● Stored data
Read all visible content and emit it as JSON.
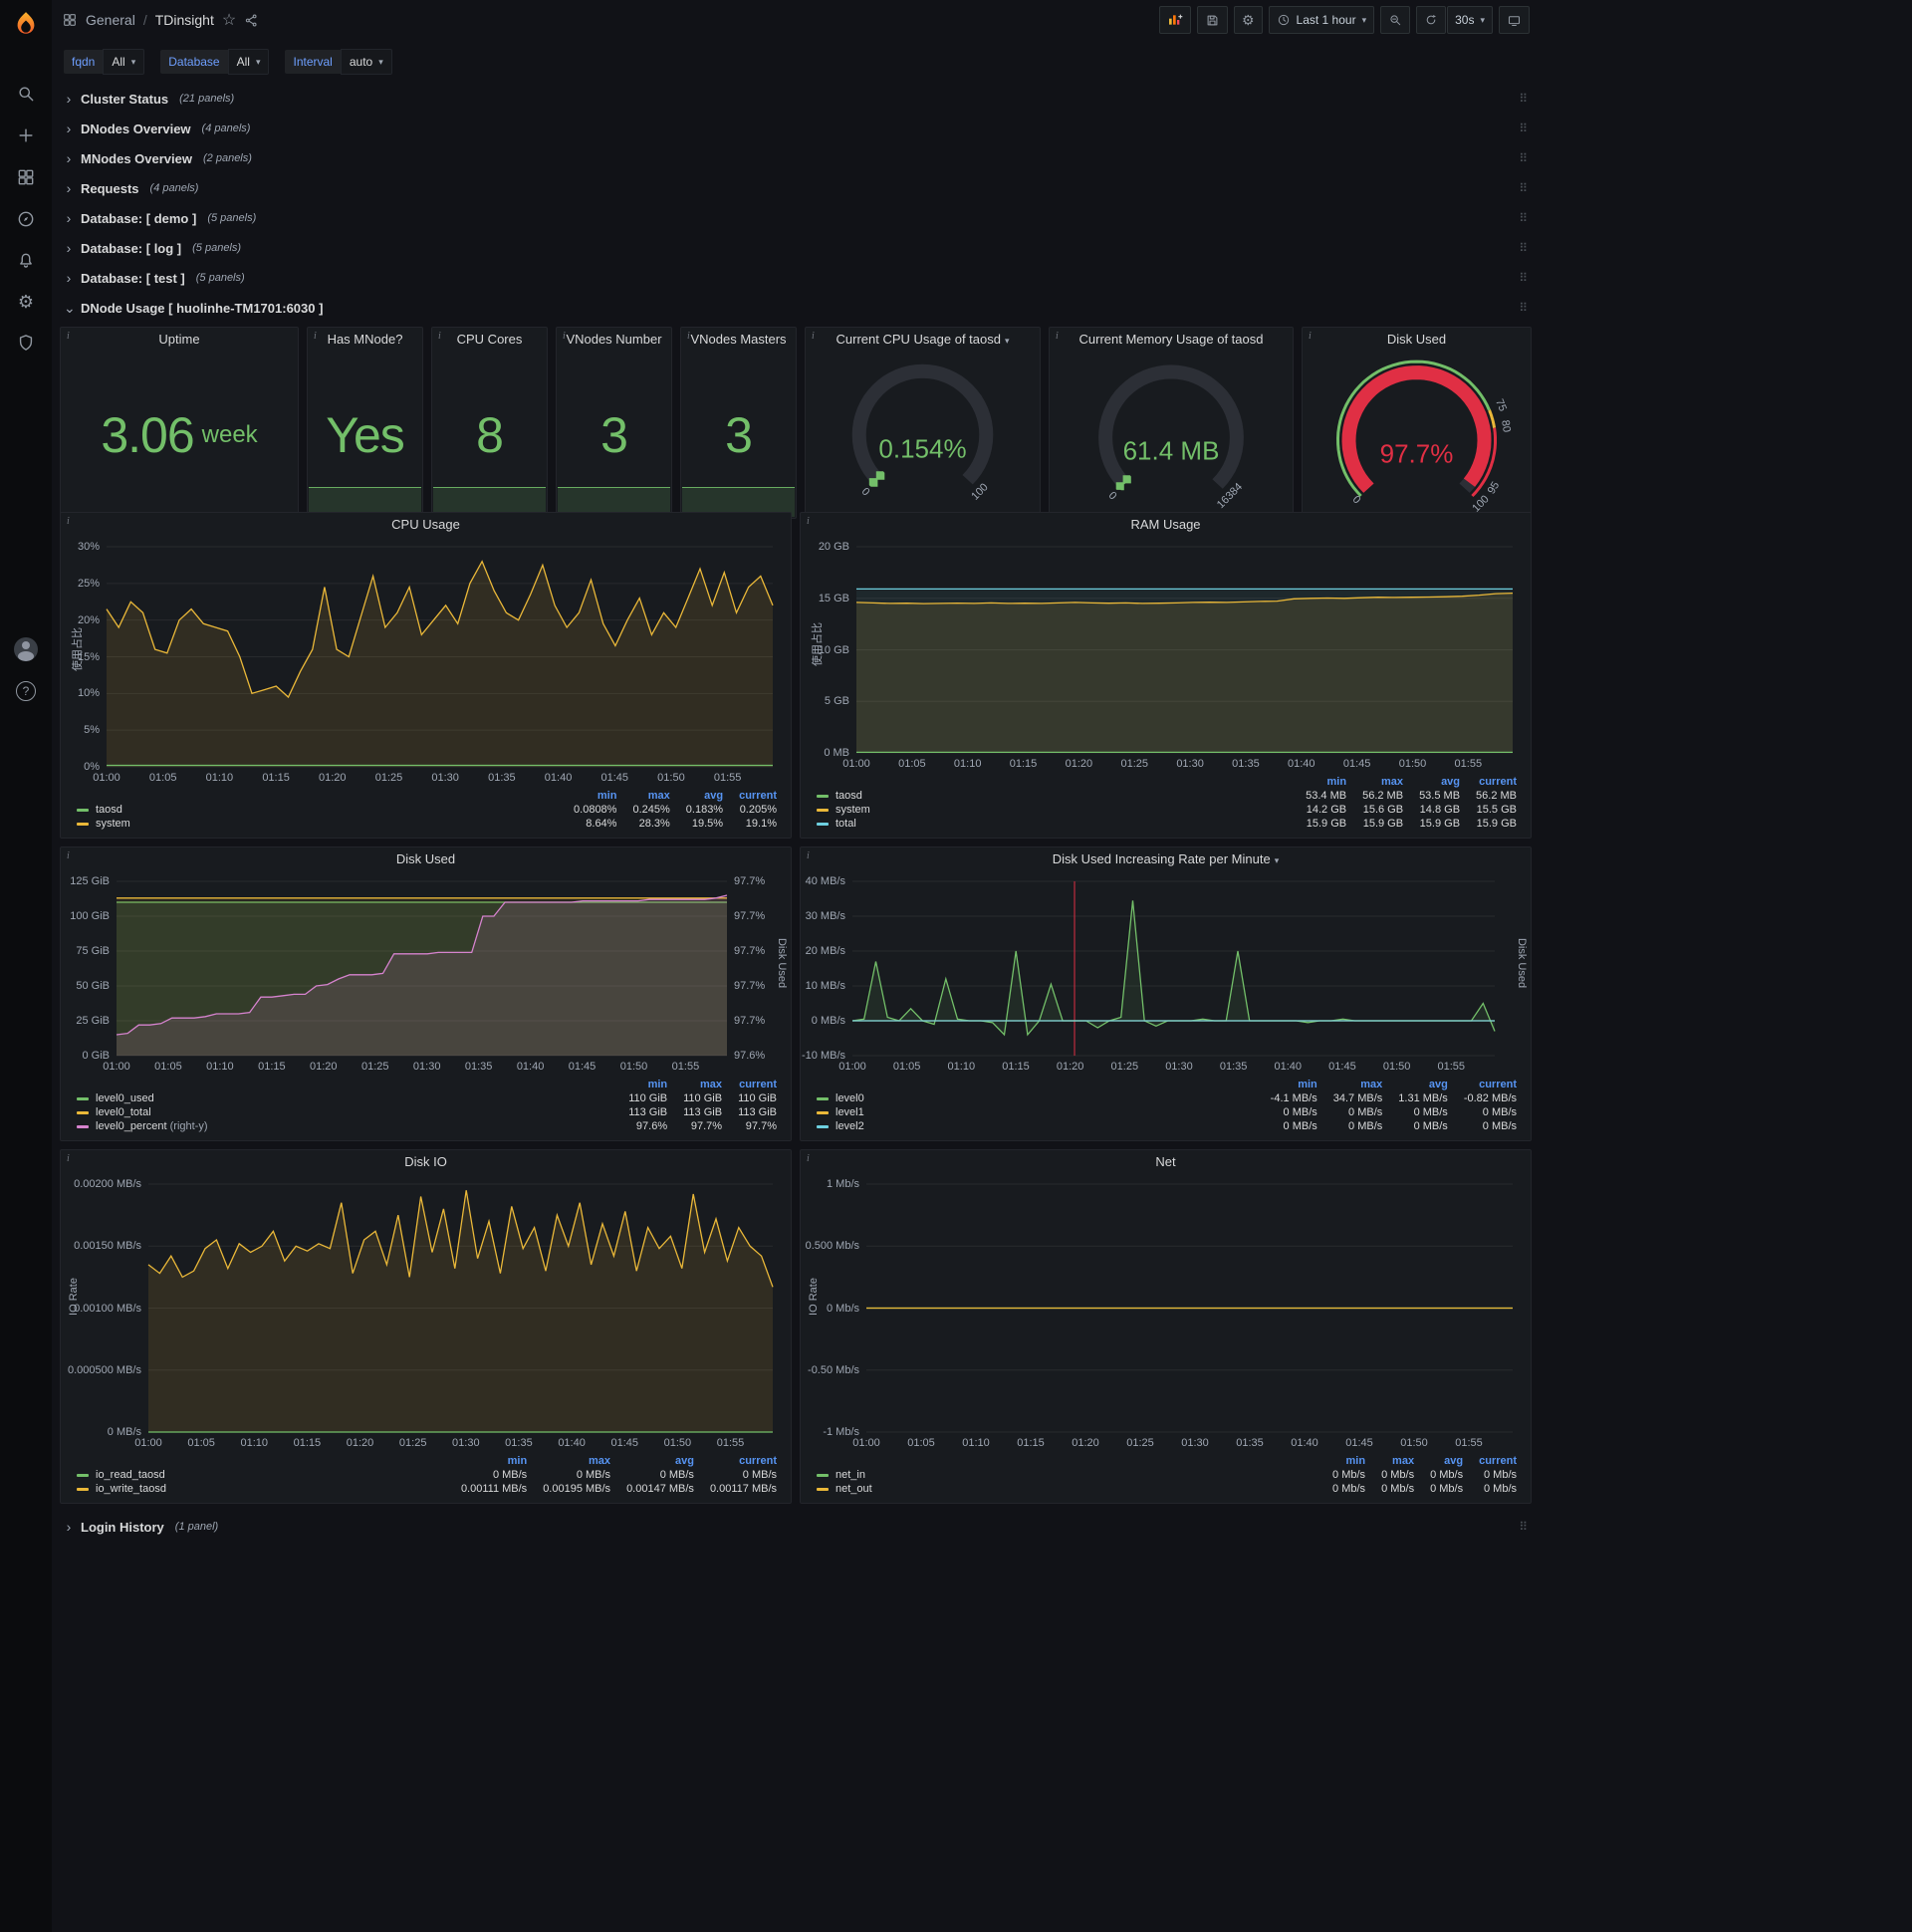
{
  "colors": {
    "green": "#73bf69",
    "yellow": "#eab839",
    "cyan": "#6ed0e0",
    "blue": "#5794f2",
    "pink": "#d683ce",
    "red": "#e02f44",
    "orange": "#ff780a"
  },
  "icons": {
    "caret": "▾",
    "chevron_right": "›",
    "chevron_down": "⌄",
    "drag": "⠿",
    "star": "☆",
    "question": "?"
  },
  "nav": {
    "folder": "General",
    "separator": "/",
    "title": "TDinsight",
    "time_range": "Last 1 hour",
    "refresh": "30s"
  },
  "filters": [
    {
      "label": "fqdn",
      "value": "All"
    },
    {
      "label": "Database",
      "value": "All"
    },
    {
      "label": "Interval",
      "value": "auto"
    }
  ],
  "rows": {
    "collapsed_top": [
      {
        "title": "Cluster Status",
        "count": "(21 panels)"
      },
      {
        "title": "DNodes Overview",
        "count": "(4 panels)"
      },
      {
        "title": "MNodes Overview",
        "count": "(2 panels)"
      },
      {
        "title": "Requests",
        "count": "(4 panels)"
      },
      {
        "title": "Database: [ demo ]",
        "count": "(5 panels)"
      },
      {
        "title": "Database: [ log ]",
        "count": "(5 panels)"
      },
      {
        "title": "Database: [ test ]",
        "count": "(5 panels)"
      }
    ],
    "expanded": {
      "title": "DNode Usage [ huolinhe-TM1701:6030 ]",
      "count": ""
    },
    "collapsed_bottom": [
      {
        "title": "Login History",
        "count": "(1 panel)"
      }
    ]
  },
  "stat_panels": [
    {
      "title": "Uptime",
      "value": "3.06",
      "unit": "week",
      "spark": false
    },
    {
      "title": "Has MNode?",
      "value": "Yes",
      "unit": "",
      "spark": true
    },
    {
      "title": "CPU Cores",
      "value": "8",
      "unit": "",
      "spark": true
    },
    {
      "title": "VNodes Number",
      "value": "3",
      "unit": "",
      "spark": true
    },
    {
      "title": "VNodes Masters",
      "value": "3",
      "unit": "",
      "spark": true
    }
  ],
  "gauge_panels": [
    {
      "title": "Current CPU Usage of taosd",
      "has_menu": true,
      "value": "0.154%",
      "min_label": "0",
      "max_label": "100",
      "fraction": 0.0015,
      "value_color": "green",
      "band": false,
      "thresholds": []
    },
    {
      "title": "Current Memory Usage of taosd",
      "has_menu": false,
      "value": "61.4 MB",
      "min_label": "0",
      "max_label": "16384",
      "fraction": 0.0037,
      "value_color": "green",
      "band": false,
      "thresholds": []
    },
    {
      "title": "Disk Used",
      "has_menu": false,
      "value": "97.7%",
      "min_label": "0",
      "max_label": "",
      "fraction": 0.977,
      "value_color": "red",
      "band": true,
      "thresholds": [
        {
          "v": 75,
          "l": "75"
        },
        {
          "v": 80,
          "l": "80"
        },
        {
          "v": 95,
          "l": "95"
        },
        {
          "v": 100,
          "l": "100"
        }
      ]
    }
  ],
  "time_axis": {
    "xlim": [
      0,
      59
    ],
    "ticks": [
      {
        "v": 0,
        "l": "01:00"
      },
      {
        "v": 5,
        "l": "01:05"
      },
      {
        "v": 10,
        "l": "01:10"
      },
      {
        "v": 15,
        "l": "01:15"
      },
      {
        "v": 20,
        "l": "01:20"
      },
      {
        "v": 25,
        "l": "01:25"
      },
      {
        "v": 30,
        "l": "01:30"
      },
      {
        "v": 35,
        "l": "01:35"
      },
      {
        "v": 40,
        "l": "01:40"
      },
      {
        "v": 45,
        "l": "01:45"
      },
      {
        "v": 50,
        "l": "01:50"
      },
      {
        "v": 55,
        "l": "01:55"
      }
    ]
  },
  "chart_data": [
    {
      "id": "cpu",
      "type": "line",
      "title": "CPU Usage",
      "has_menu": false,
      "ylabel": "使用占比",
      "ylim": [
        0,
        30
      ],
      "yticks": [
        {
          "v": 0,
          "l": "0%"
        },
        {
          "v": 5,
          "l": "5%"
        },
        {
          "v": 10,
          "l": "10%"
        },
        {
          "v": 15,
          "l": "15%"
        },
        {
          "v": 20,
          "l": "20%"
        },
        {
          "v": 25,
          "l": "25%"
        },
        {
          "v": 30,
          "l": "30%"
        }
      ],
      "series": [
        {
          "name": "system",
          "color": "yellow",
          "fill": true,
          "fill_alpha": 0.12,
          "points": [
            21.5,
            19,
            22.5,
            21,
            16,
            15.5,
            20,
            21.5,
            19.5,
            19,
            18.5,
            15,
            10,
            10.5,
            11,
            9.5,
            13,
            16,
            24.5,
            16,
            15,
            20.5,
            26,
            19,
            21,
            24.5,
            18,
            20,
            22,
            19.5,
            25,
            28,
            24,
            21,
            20,
            23.5,
            27.5,
            22,
            19,
            21,
            25.5,
            19.5,
            16.5,
            20,
            23,
            18,
            21,
            19,
            23,
            27,
            22,
            26.5,
            21,
            24.5,
            26,
            22
          ]
        },
        {
          "name": "taosd",
          "color": "green",
          "fill": false,
          "points": [
            0.2,
            0.2
          ]
        }
      ],
      "legend": {
        "cols": [
          "min",
          "max",
          "avg",
          "current"
        ],
        "rows": [
          {
            "name": "taosd",
            "color": "green",
            "vals": [
              "0.0808%",
              "0.245%",
              "0.183%",
              "0.205%"
            ]
          },
          {
            "name": "system",
            "color": "yellow",
            "vals": [
              "8.64%",
              "28.3%",
              "19.5%",
              "19.1%"
            ]
          }
        ]
      }
    },
    {
      "id": "ram",
      "type": "line",
      "title": "RAM Usage",
      "has_menu": false,
      "ylabel": "使用占比",
      "ylim": [
        0,
        20
      ],
      "yticks": [
        {
          "v": 0,
          "l": "0 MB"
        },
        {
          "v": 5,
          "l": "5 GB"
        },
        {
          "v": 10,
          "l": "10 GB"
        },
        {
          "v": 15,
          "l": "15 GB"
        },
        {
          "v": 20,
          "l": "20 GB"
        }
      ],
      "series": [
        {
          "name": "total",
          "color": "cyan",
          "fill": true,
          "fill_alpha": 0.07,
          "points": [
            15.9,
            15.9
          ]
        },
        {
          "name": "system",
          "color": "yellow",
          "fill": true,
          "fill_alpha": 0.12,
          "points": [
            14.6,
            14.55,
            14.5,
            14.52,
            14.48,
            14.5,
            14.53,
            14.5,
            14.55,
            14.5,
            14.52,
            14.5,
            14.55,
            14.6,
            14.55,
            14.52,
            14.55,
            14.5,
            14.52,
            14.55,
            14.6,
            14.62,
            14.6,
            14.65,
            14.7,
            14.72,
            14.95,
            15.0,
            15.02,
            15.0,
            15.05,
            15.1,
            15.08,
            15.1,
            15.12,
            15.15,
            15.2,
            15.3,
            15.45,
            15.5
          ]
        },
        {
          "name": "taosd",
          "color": "green",
          "fill": false,
          "points": [
            0.055,
            0.055
          ]
        }
      ],
      "legend": {
        "cols": [
          "min",
          "max",
          "avg",
          "current"
        ],
        "rows": [
          {
            "name": "taosd",
            "color": "green",
            "vals": [
              "53.4 MB",
              "56.2 MB",
              "53.5 MB",
              "56.2 MB"
            ]
          },
          {
            "name": "system",
            "color": "yellow",
            "vals": [
              "14.2 GB",
              "15.6 GB",
              "14.8 GB",
              "15.5 GB"
            ]
          },
          {
            "name": "total",
            "color": "cyan",
            "vals": [
              "15.9 GB",
              "15.9 GB",
              "15.9 GB",
              "15.9 GB"
            ]
          }
        ]
      }
    },
    {
      "id": "disk",
      "type": "line",
      "title": "Disk Used",
      "has_menu": false,
      "ylim": [
        0,
        125
      ],
      "yticks": [
        {
          "v": 0,
          "l": "0 GiB"
        },
        {
          "v": 25,
          "l": "25 GiB"
        },
        {
          "v": 50,
          "l": "50 GiB"
        },
        {
          "v": 75,
          "l": "75 GiB"
        },
        {
          "v": 100,
          "l": "100 GiB"
        },
        {
          "v": 125,
          "l": "125 GiB"
        }
      ],
      "right_ylim": [
        97.59,
        97.715
      ],
      "right_yticks": [
        {
          "f": 0,
          "l": "97.6%"
        },
        {
          "f": 0.2,
          "l": "97.7%"
        },
        {
          "f": 0.4,
          "l": "97.7%"
        },
        {
          "f": 0.6,
          "l": "97.7%"
        },
        {
          "f": 0.8,
          "l": "97.7%"
        },
        {
          "f": 1,
          "l": "97.7%"
        }
      ],
      "right_ylabel": "Disk Used",
      "series": [
        {
          "name": "level0_used",
          "color": "green",
          "fill": true,
          "fill_alpha": 0.14,
          "points": [
            110,
            110
          ]
        },
        {
          "name": "level0_total",
          "color": "yellow",
          "fill": true,
          "fill_alpha": 0.08,
          "points": [
            113,
            113
          ]
        },
        {
          "name": "level0_percent",
          "color": "pink",
          "axis": "right",
          "fill": true,
          "fill_alpha": 0.13,
          "points": [
            97.605,
            97.606,
            97.612,
            97.612,
            97.613,
            97.617,
            97.617,
            97.617,
            97.618,
            97.62,
            97.62,
            97.62,
            97.621,
            97.632,
            97.632,
            97.633,
            97.634,
            97.634,
            97.64,
            97.641,
            97.645,
            97.648,
            97.648,
            97.648,
            97.649,
            97.663,
            97.663,
            97.663,
            97.663,
            97.664,
            97.664,
            97.664,
            97.664,
            97.69,
            97.69,
            97.7,
            97.7,
            97.7,
            97.7,
            97.7,
            97.7,
            97.7,
            97.701,
            97.701,
            97.701,
            97.701,
            97.701,
            97.701,
            97.702,
            97.702,
            97.702,
            97.702,
            97.702,
            97.702,
            97.703,
            97.705
          ]
        }
      ],
      "legend": {
        "cols": [
          "min",
          "max",
          "current"
        ],
        "rows": [
          {
            "name": "level0_used",
            "color": "green",
            "vals": [
              "110 GiB",
              "110 GiB",
              "110 GiB"
            ]
          },
          {
            "name": "level0_total",
            "color": "yellow",
            "vals": [
              "113 GiB",
              "113 GiB",
              "113 GiB"
            ]
          },
          {
            "name": "level0_percent",
            "suffix": "(right-y)",
            "color": "pink",
            "vals": [
              "97.6%",
              "97.7%",
              "97.7%"
            ]
          }
        ]
      }
    },
    {
      "id": "rate",
      "type": "line",
      "title": "Disk Used Increasing Rate per Minute",
      "has_menu": true,
      "ylim": [
        -10,
        40
      ],
      "yticks": [
        {
          "v": -10,
          "l": "-10 MB/s"
        },
        {
          "v": 0,
          "l": "0 MB/s"
        },
        {
          "v": 10,
          "l": "10 MB/s"
        },
        {
          "v": 20,
          "l": "20 MB/s"
        },
        {
          "v": 30,
          "l": "30 MB/s"
        },
        {
          "v": 40,
          "l": "40 MB/s"
        }
      ],
      "right_ylabel": "Disk Used",
      "annotations": [
        {
          "x": 20.4,
          "color": "red"
        }
      ],
      "series": [
        {
          "name": "level0",
          "color": "green",
          "fill": true,
          "fill_alpha": 0.1,
          "points": [
            0,
            0.5,
            17,
            1,
            0,
            3.5,
            0,
            -1,
            12,
            0.5,
            0,
            0,
            -0.5,
            -4,
            20,
            -4,
            0,
            10.5,
            0,
            0,
            0,
            -2,
            0,
            1,
            34.5,
            0,
            -1.5,
            0,
            0,
            0,
            0.5,
            0,
            0,
            20,
            0,
            0,
            0,
            0,
            0,
            -0.5,
            0,
            0,
            0.5,
            0,
            0,
            0,
            0,
            0,
            0,
            0,
            0,
            0,
            0,
            0,
            5,
            -3
          ]
        },
        {
          "name": "level1",
          "color": "yellow",
          "fill": false,
          "points": [
            0,
            0
          ]
        },
        {
          "name": "level2",
          "color": "cyan",
          "fill": false,
          "points": [
            0,
            0
          ]
        }
      ],
      "legend": {
        "cols": [
          "min",
          "max",
          "avg",
          "current"
        ],
        "rows": [
          {
            "name": "level0",
            "color": "green",
            "vals": [
              "-4.1 MB/s",
              "34.7 MB/s",
              "1.31 MB/s",
              "-0.82 MB/s"
            ]
          },
          {
            "name": "level1",
            "color": "yellow",
            "vals": [
              "0 MB/s",
              "0 MB/s",
              "0 MB/s",
              "0 MB/s"
            ]
          },
          {
            "name": "level2",
            "color": "cyan",
            "vals": [
              "0 MB/s",
              "0 MB/s",
              "0 MB/s",
              "0 MB/s"
            ]
          }
        ]
      }
    },
    {
      "id": "io",
      "type": "line",
      "title": "Disk IO",
      "has_menu": false,
      "ylabel": "IO Rate",
      "ylim": [
        0,
        0.002
      ],
      "yticks": [
        {
          "v": 0,
          "l": "0 MB/s"
        },
        {
          "v": 0.0005,
          "l": "0.000500 MB/s"
        },
        {
          "v": 0.001,
          "l": "0.00100 MB/s"
        },
        {
          "v": 0.0015,
          "l": "0.00150 MB/s"
        },
        {
          "v": 0.002,
          "l": "0.00200 MB/s"
        }
      ],
      "series": [
        {
          "name": "io_write_taosd",
          "color": "yellow",
          "fill": true,
          "fill_alpha": 0.12,
          "points": [
            0.00135,
            0.00128,
            0.00142,
            0.00125,
            0.0013,
            0.00148,
            0.00155,
            0.00132,
            0.00152,
            0.00145,
            0.0015,
            0.00162,
            0.00138,
            0.0015,
            0.00146,
            0.00152,
            0.00148,
            0.00185,
            0.00128,
            0.00155,
            0.00162,
            0.00135,
            0.00175,
            0.00125,
            0.0019,
            0.00145,
            0.0018,
            0.00132,
            0.00195,
            0.0014,
            0.0017,
            0.00128,
            0.00182,
            0.00148,
            0.00165,
            0.0013,
            0.00175,
            0.0015,
            0.00185,
            0.00135,
            0.00168,
            0.00142,
            0.00178,
            0.0013,
            0.00165,
            0.00148,
            0.00158,
            0.00132,
            0.00192,
            0.00145,
            0.00172,
            0.00138,
            0.00165,
            0.0015,
            0.00142,
            0.00117
          ]
        },
        {
          "name": "io_read_taosd",
          "color": "green",
          "fill": false,
          "points": [
            0,
            0
          ]
        }
      ],
      "legend": {
        "cols": [
          "min",
          "max",
          "avg",
          "current"
        ],
        "rows": [
          {
            "name": "io_read_taosd",
            "color": "green",
            "vals": [
              "0 MB/s",
              "0 MB/s",
              "0 MB/s",
              "0 MB/s"
            ]
          },
          {
            "name": "io_write_taosd",
            "color": "yellow",
            "vals": [
              "0.00111 MB/s",
              "0.00195 MB/s",
              "0.00147 MB/s",
              "0.00117 MB/s"
            ]
          }
        ]
      }
    },
    {
      "id": "net",
      "type": "line",
      "title": "Net",
      "has_menu": false,
      "ylabel": "IO Rate",
      "ylim": [
        -1,
        1
      ],
      "yticks": [
        {
          "v": -1,
          "l": "-1 Mb/s"
        },
        {
          "v": -0.5,
          "l": "-0.50 Mb/s"
        },
        {
          "v": 0,
          "l": "0 Mb/s"
        },
        {
          "v": 0.5,
          "l": "0.500 Mb/s"
        },
        {
          "v": 1,
          "l": "1 Mb/s"
        }
      ],
      "series": [
        {
          "name": "net_in",
          "color": "green",
          "fill": false,
          "points": [
            0,
            0
          ]
        },
        {
          "name": "net_out",
          "color": "yellow",
          "fill": false,
          "points": [
            0,
            0
          ]
        }
      ],
      "legend": {
        "cols": [
          "min",
          "max",
          "avg",
          "current"
        ],
        "rows": [
          {
            "name": "net_in",
            "color": "green",
            "vals": [
              "0 Mb/s",
              "0 Mb/s",
              "0 Mb/s",
              "0 Mb/s"
            ]
          },
          {
            "name": "net_out",
            "color": "yellow",
            "vals": [
              "0 Mb/s",
              "0 Mb/s",
              "0 Mb/s",
              "0 Mb/s"
            ]
          }
        ]
      }
    }
  ]
}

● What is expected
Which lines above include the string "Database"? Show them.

● Problem solution
      "label": "Database",
        "title": "Database: [ demo ]",
        "title": "Database: [ log ]",
        "title": "Database: [ test ]",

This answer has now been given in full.